The big four accounting group, which denies fault, had audited PrivatBank from the mid-1990s until it was nationalised late last year after government claims of massive related-party lending, the FT said.
Following months of media speculation about a decision, the National Bank of Ukraine in a statement said it had "removed" PwC's domestic subsidiary "from the register of accounting firms authorised to audit banks".
"The rationale behind this decision was PwC Audit LLC's verification of misrepresented financial information in the financial statements of [PrivatBank,]" the central bank said.
"In particular, this concerns information on credit exposure and regulatory capital reported by the bank.

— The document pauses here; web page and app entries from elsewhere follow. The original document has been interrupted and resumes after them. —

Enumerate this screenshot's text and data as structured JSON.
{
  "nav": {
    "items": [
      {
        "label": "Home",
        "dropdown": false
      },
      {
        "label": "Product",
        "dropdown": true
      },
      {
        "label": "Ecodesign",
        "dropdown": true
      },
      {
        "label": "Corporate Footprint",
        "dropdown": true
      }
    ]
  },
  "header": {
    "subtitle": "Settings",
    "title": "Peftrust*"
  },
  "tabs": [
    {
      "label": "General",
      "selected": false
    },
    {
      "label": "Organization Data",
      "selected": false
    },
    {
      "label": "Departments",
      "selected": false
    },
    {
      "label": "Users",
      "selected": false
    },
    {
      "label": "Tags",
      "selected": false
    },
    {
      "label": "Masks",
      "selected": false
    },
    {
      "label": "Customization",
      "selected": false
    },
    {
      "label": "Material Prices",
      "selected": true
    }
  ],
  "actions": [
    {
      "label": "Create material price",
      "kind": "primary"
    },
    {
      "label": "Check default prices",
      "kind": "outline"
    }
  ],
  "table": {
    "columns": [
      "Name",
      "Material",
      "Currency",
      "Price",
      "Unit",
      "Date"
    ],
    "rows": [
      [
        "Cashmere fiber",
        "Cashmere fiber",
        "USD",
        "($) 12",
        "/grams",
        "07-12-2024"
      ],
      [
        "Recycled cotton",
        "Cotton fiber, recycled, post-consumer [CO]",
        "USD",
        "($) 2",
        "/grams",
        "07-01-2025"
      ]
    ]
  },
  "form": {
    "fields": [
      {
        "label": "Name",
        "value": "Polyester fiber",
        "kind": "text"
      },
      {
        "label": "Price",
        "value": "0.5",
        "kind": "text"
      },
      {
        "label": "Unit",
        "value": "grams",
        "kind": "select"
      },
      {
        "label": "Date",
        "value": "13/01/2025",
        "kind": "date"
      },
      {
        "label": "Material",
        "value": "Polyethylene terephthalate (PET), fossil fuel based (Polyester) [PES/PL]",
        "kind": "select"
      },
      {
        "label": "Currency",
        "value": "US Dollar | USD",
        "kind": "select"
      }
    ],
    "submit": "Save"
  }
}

The audit report issued by PwC Audit LLC failed to highlight the credit risk exposure faced by PrivatBank, which led to the bank being declared insolvent and nationalised, with substantial recapitalisation costs borne by the state."
The decision marks the latest reputational blow to big four accountancy firms and further darkens the clouds hanging over PwC, in particular. It faces a probe by the UK accountancy watchdog over its audit of BT's Italian division.
Read alsoKolomoisky comments on EY audit report on nationalized PrivatBankDescribing the group as "very disappointed," PwC said: "We will examine all options for reversing this decision. We remain committed to the Ukrainian market."
In comments to the Financial Times this month, Ukraine's central bank made an explicit warning of "adequate measures" it planned to take in the "nearest future" while describing itself as "deeply disappointed by the quality of audit done by PwC for PrivatBank."
In those comments, Ukraine's central bank said it was moving cautiously to ensure a "strong legal position, which may be challenged by PwC".
PwC maintained that the group had "performed its audit of PrivatBank's 2015 financial statements in accordance with international auditing standards", including "a qualification in respect to related-party transactions".
"We have asked the NBU repeatedly to provide us with specific concerns it has about the quality of our audit . . . We have also asked for any detailed evidence it has that shows that those financial statements were incorrect. Up to now, the NBU has not provided any specifics," it said.